5.10. Timeliness/completeness of CSM case-reporting from States to the National Level (2017 versus 2016): on average, 82.9% of the 26 endemic States sent CSM reports in a timely manner while 99.1% were complete in week 1 – 47, 2017 as against 85.7% timeliness and 99.3% completeness recorded within the same period in 2016
5.11. The National CSM Guidelines have been finalised and available via http://ncdc.gov.ng/themes/common/docs/protocols/51_1510449270.pdf
5.12. Enhanced surveillance/ case-based surveillance to begin 1st of December 2017, ahead of the 2017/2018 dry season
5.13. Development of State-specific CSM Epidemic Preparedness & Response plan completed in 11 Northern States within the Meningitis belt
5.14. Letters of alert have been developed and disseminated to all States with clear recommendations
5.15. The National CSM Emergency Operations Centre has been activated and is currently in alert mode
6. GUINEA WORM DISEASE
6.7. In the reporting week, no rumour report of Guinea Worm disease was received from any State.
6.8. Nigeria has celebrated eight consecutive years of zero reporting of Guinea worm disease in the country.

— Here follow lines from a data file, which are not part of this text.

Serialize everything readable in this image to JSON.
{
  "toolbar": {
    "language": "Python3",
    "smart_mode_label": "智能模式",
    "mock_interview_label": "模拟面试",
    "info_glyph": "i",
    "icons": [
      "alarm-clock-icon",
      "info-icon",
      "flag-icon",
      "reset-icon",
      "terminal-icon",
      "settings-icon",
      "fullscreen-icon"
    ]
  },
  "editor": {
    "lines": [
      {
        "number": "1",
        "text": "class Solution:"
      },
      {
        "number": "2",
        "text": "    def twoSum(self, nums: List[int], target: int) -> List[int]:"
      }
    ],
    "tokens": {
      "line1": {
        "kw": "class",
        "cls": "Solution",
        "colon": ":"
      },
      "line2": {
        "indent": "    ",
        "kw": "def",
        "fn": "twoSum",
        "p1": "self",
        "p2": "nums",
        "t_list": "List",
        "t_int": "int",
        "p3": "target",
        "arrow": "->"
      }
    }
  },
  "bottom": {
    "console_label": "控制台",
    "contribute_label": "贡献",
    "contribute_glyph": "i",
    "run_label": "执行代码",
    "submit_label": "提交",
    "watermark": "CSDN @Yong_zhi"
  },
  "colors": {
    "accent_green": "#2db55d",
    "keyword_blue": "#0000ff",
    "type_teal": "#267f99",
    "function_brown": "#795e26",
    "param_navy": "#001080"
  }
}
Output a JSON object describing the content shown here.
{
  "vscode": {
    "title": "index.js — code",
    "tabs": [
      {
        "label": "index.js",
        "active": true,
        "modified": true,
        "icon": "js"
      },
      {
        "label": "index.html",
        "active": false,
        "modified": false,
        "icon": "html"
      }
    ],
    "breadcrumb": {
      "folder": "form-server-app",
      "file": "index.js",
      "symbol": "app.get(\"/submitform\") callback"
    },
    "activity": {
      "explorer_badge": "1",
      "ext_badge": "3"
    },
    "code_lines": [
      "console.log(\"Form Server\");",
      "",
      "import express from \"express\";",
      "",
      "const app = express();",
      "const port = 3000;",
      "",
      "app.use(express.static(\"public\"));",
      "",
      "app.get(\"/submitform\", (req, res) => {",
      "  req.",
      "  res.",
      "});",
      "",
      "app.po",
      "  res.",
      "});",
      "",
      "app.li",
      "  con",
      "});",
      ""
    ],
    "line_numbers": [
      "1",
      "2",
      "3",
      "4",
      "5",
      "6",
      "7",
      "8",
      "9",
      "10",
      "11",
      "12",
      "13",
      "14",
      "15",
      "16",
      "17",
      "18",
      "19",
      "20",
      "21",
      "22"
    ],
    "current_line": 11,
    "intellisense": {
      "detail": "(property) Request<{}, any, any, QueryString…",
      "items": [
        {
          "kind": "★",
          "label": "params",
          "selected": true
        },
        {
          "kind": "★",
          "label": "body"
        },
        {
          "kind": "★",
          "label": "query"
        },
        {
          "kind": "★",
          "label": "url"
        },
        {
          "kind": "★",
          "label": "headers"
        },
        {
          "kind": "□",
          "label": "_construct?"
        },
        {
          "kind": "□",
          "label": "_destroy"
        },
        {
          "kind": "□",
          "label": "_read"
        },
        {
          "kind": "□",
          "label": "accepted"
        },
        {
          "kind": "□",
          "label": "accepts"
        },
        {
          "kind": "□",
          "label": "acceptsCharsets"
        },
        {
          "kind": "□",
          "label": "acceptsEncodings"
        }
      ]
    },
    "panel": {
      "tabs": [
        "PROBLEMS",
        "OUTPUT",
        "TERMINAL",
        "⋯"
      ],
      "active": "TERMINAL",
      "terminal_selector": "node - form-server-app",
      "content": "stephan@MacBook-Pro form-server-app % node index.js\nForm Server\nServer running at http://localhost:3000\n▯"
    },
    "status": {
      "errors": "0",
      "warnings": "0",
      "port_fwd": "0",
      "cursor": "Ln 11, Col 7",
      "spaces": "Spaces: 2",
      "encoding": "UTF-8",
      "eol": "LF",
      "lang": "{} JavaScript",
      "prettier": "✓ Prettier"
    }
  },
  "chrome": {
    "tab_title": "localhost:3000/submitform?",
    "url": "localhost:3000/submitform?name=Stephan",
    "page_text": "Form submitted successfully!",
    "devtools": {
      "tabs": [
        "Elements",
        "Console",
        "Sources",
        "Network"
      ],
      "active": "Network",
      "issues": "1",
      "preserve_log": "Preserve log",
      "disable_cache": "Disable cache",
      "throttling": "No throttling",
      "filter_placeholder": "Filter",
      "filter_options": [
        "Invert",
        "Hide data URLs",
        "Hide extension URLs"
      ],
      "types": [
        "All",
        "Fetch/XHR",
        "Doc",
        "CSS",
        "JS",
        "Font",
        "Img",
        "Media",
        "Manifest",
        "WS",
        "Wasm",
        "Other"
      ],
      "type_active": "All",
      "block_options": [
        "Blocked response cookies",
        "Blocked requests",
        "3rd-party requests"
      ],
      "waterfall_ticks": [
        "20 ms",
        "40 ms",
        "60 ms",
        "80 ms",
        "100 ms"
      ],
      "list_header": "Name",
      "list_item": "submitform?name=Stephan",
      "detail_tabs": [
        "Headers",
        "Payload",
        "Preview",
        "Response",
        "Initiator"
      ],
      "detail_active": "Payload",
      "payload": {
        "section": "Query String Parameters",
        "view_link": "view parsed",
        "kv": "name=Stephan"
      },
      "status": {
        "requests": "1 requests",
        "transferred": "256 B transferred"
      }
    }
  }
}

The Country has been officially certified free of Dracunculiasis transmission by the International Commission for the Certification of Dracunculiasis Eradication (ICCDE).
(For further information, contact Nigeria Guinea Worm Eradication Program / Neglected Tropical Diseases Division, Public Health Department/Federal Ministry of Health)
7. Update on national Influenza sentinel surveillance, Nigeria week 1 - 46, 2017
7.1. From week 1-46, a total of 107 suspected cases were reported, of which 99 were Influenza-like-illness (ILI), 8 Severe Acute Respiratory Infection (SARI).
7.2 A total of 107 samples were received and 103 samples were processed. Of the processed samples, 95(92.2%) were ILI cases, 8(7.8%) were Severe Acute Respiratory Infection (SARI).
7.4. Of the 95 processed ILI samples, 1(1.05%) was positive for Influenza A; 2(2.1%) positive for Influenza B and 92(98.95%) were negative.
7.5. Of the 8 processed SARI samples, none was positive for Influenza A and Influenza B.
7.6. 3(3.16%) of the processed 95 samples were positive for Influenza, with 1(33.3%) of these positive for Influenza A and 2(66.7%) positive for Influenza B.
7.7. The subtypes A seasonal H3, 2009A/H1N1 and A/not subtyped account for (100%), 0(0.0%) and 0(0.0%) of the total influenza A positive samples respectively.
7.8. The percentage influenza positive was highest (50.0%) in week 14, 2017
7.9. In the reporting week 46, four (4) samples were left unprocessed
FOR MORE INFORMATION CONTACT
Nigeria Centre for Disease Control,
801 Ebitu Ukiwe Street, Jabi, Abuja, Nigeria.